Harvest tea: Sarah Langford on reconnecting with rural traditions
For harvest tea this year, I shall pack the food of my childhood. I shall tell my two sons, aged five and seven, how I also once stood on a chair in a farmhouse kitchen in the heat of late summer, as I remember my grandmother, a veteran of harvest teas.
She and my grandfather had begun their tenancy on their Hampshire farm in 1959. During harvest she would take food to him and the 11 others who worked for them in the field, so they wouldn’t waste precious time coming up to the house. The men would drink sweet tea from glasses bottles that had cooled by the time it reached them. On blankets laid over the stubble she would set out rock cakes, shortbread and egg sandwiches with butter as thick as the filling. It became a kind of ceremony. Even after my mother and her siblings had left the farm for new lives, they would still come back to help with harvest. My mother would drive the corn cart, steering the cab-less tractor whilst wearing a bikini and a bandana, because it was the 1970s and one must therefore never miss an opportunity to tan. There were fewer men to feed then. By the time I was born, most of them had been replaced by machines.
Until five years ago, I had not fully understood the imprint these memories had made upon me. I left country life long ago, qualifying as a criminal and family barrister and starting my own family in London. But then, unexpectedly, our circumstances changed. We left our urban life and moved to Suffolk, where my husband grew up, and took on the running of his small family farm.

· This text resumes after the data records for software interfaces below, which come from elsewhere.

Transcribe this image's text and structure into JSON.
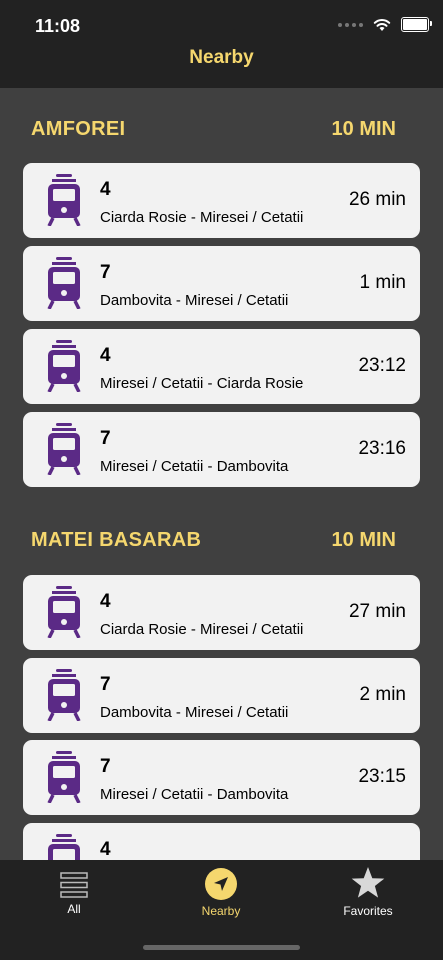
{
  "status": {
    "time": "11:08"
  },
  "header": {
    "title": "Nearby"
  },
  "sections": [
    {
      "name": "AMFOREI",
      "distance": "10 MIN",
      "items": [
        {
          "line": "4",
          "route": "Ciarda Rosie - Miresei / Cetatii",
          "eta": "26 min"
        },
        {
          "line": "7",
          "route": "Dambovita - Miresei / Cetatii",
          "eta": "1 min"
        },
        {
          "line": "4",
          "route": "Miresei / Cetatii - Ciarda Rosie",
          "eta": "23:12"
        },
        {
          "line": "7",
          "route": "Miresei / Cetatii - Dambovita",
          "eta": "23:16"
        }
      ]
    },
    {
      "name": "MATEI BASARAB",
      "distance": "10 MIN",
      "items": [
        {
          "line": "4",
          "route": "Ciarda Rosie - Miresei / Cetatii",
          "eta": "27 min"
        },
        {
          "line": "7",
          "route": "Dambovita - Miresei / Cetatii",
          "eta": "2 min"
        },
        {
          "line": "7",
          "route": "Miresei / Cetatii - Dambovita",
          "eta": "23:15"
        },
        {
          "line": "4",
          "route": "",
          "eta": ""
        }
      ]
    }
  ],
  "tabs": [
    {
      "label": "All",
      "icon": "list-icon",
      "active": false
    },
    {
      "label": "Nearby",
      "icon": "location-arrow-icon",
      "active": true
    },
    {
      "label": "Favorites",
      "icon": "star-icon",
      "active": false
    }
  ],
  "colors": {
    "accent": "#f5d76e",
    "tram_icon": "#5b2a86",
    "card_bg": "#f2f2f2",
    "background": "#404040",
    "bar_bg": "#222222"
  }
}
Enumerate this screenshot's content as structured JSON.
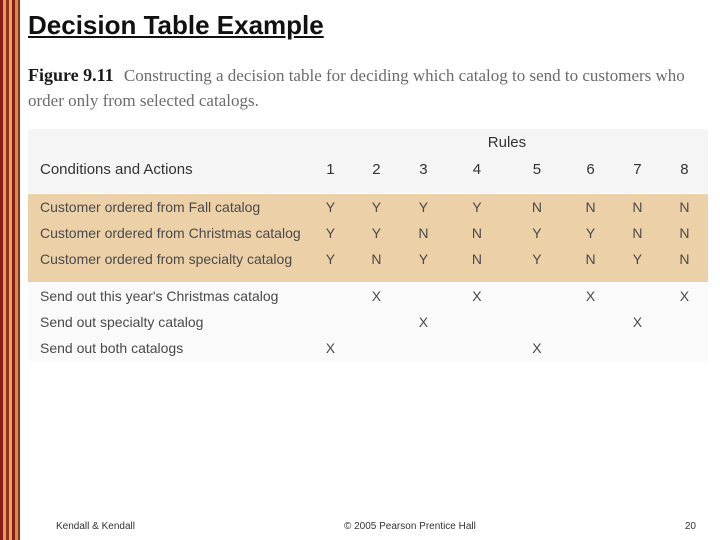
{
  "slide_title": "Decision Table Example",
  "figure": {
    "label": "Figure 9.11",
    "caption": "Constructing a decision table for deciding which catalog to send to customers who order only from selected catalogs."
  },
  "table": {
    "header_left": "Conditions and Actions",
    "rules_label": "Rules",
    "rule_numbers": [
      "1",
      "2",
      "3",
      "4",
      "5",
      "6",
      "7",
      "8"
    ],
    "conditions": [
      {
        "label": "Customer ordered from Fall catalog",
        "cells": [
          "Y",
          "Y",
          "Y",
          "Y",
          "N",
          "N",
          "N",
          "N"
        ]
      },
      {
        "label": "Customer ordered from Christmas catalog",
        "cells": [
          "Y",
          "Y",
          "N",
          "N",
          "Y",
          "Y",
          "N",
          "N"
        ]
      },
      {
        "label": "Customer ordered from specialty catalog",
        "cells": [
          "Y",
          "N",
          "Y",
          "N",
          "Y",
          "N",
          "Y",
          "N"
        ]
      }
    ],
    "actions": [
      {
        "label": "Send out this year's Christmas catalog",
        "cells": [
          "",
          "X",
          "",
          "X",
          "",
          "X",
          "",
          "X"
        ]
      },
      {
        "label": "Send out specialty catalog",
        "cells": [
          "",
          "",
          "X",
          "",
          "",
          "",
          "X",
          ""
        ]
      },
      {
        "label": "Send out both catalogs",
        "cells": [
          "X",
          "",
          "",
          "",
          "X",
          "",
          "",
          ""
        ]
      }
    ]
  },
  "footer": {
    "left": "Kendall & Kendall",
    "center": "© 2005 Pearson Prentice Hall",
    "page": "20"
  }
}
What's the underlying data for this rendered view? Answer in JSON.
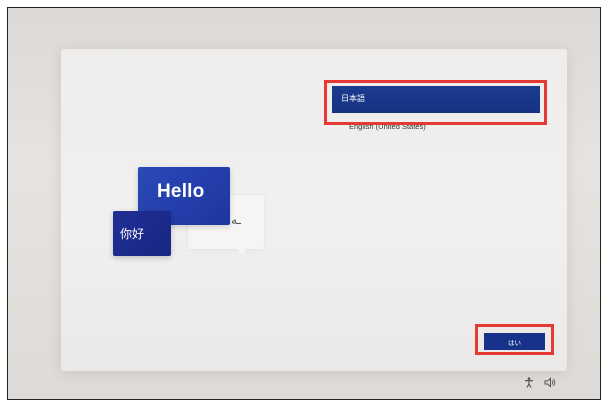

I soon realised we had become farmers during one of the biggest changes in agriculture’s history for generations. As a consequence of Brexit, subsidies were being withdrawn. Farmers were no longer seen as heroes feeding a nation made hungry by war, but often as villains charged with causing ecological catastrophe. Food was no longer seen as a public good, but as a public given. I started to wonder whether there was even a future in British farming at all.
But when I set out to answer this question, I discovered a quiet revolution spreading across the countryside: a shift to regenerative farming that placed restoration of the soil at its heart. As I learned what it was to be a farmer from those growing food in this way, I realised they had discovered something many in the city were searching for: a sense of connection, purpose, place and meaning.
I grew to love the rituals which marked the farming calendar, each one tied to natural cycles. They made me feel something I had not felt for a long time: rooted. So this summer, my family and I shall mark the most important of rituals – harvest. A phenomenon so culturally important that our school terms are still set around it, despite how few children now take part. We shall watch for the harvest moon, huge and orange, its glow bright enough that farmers once used it to work late into the night. We shall twist a corn dolly out of the last stalks of our wheat and hang it on a nail until spring. I shall try and imprint into my children’s memories some of my own: the feeling of bare ankles grazed by stubble; the itch of chaff and dust in your nose; the specific taste of sweet tea drunk from the plastic lid of a thermos.
I have come to believe that the old ways must not be forgotten, for they have much to teach us about how we might repair some of the unintended consequences of farming’s intensification. But they also have lessons which extend beyond a field boundary. In a world which seems increasingly restless, they teach us patience, humility and what it means to be of service. They show us how we are connected to the natural world and it to us, so that we might see how every part works together as a whole. And through these rituals they show us how our communities are stitched together with a thread that goes back hundreds of years, sewing our future to our past.
Bestselling author Sarah Langford’s new book Rooted: Stories of Life, Land and a Farming Revolution is out now. It’s an authentic, beautifully written portrait of 21st-century farming.
A version of this article was originally published in CPRE’s award-winning magazine, Countryside Voices. You’ll have Countryside Voices sent to your door three times a year, as well as access to other benefits including discounts on attraction visits and countryside kit from major high street stores when you join as a CPRE member. Join us now.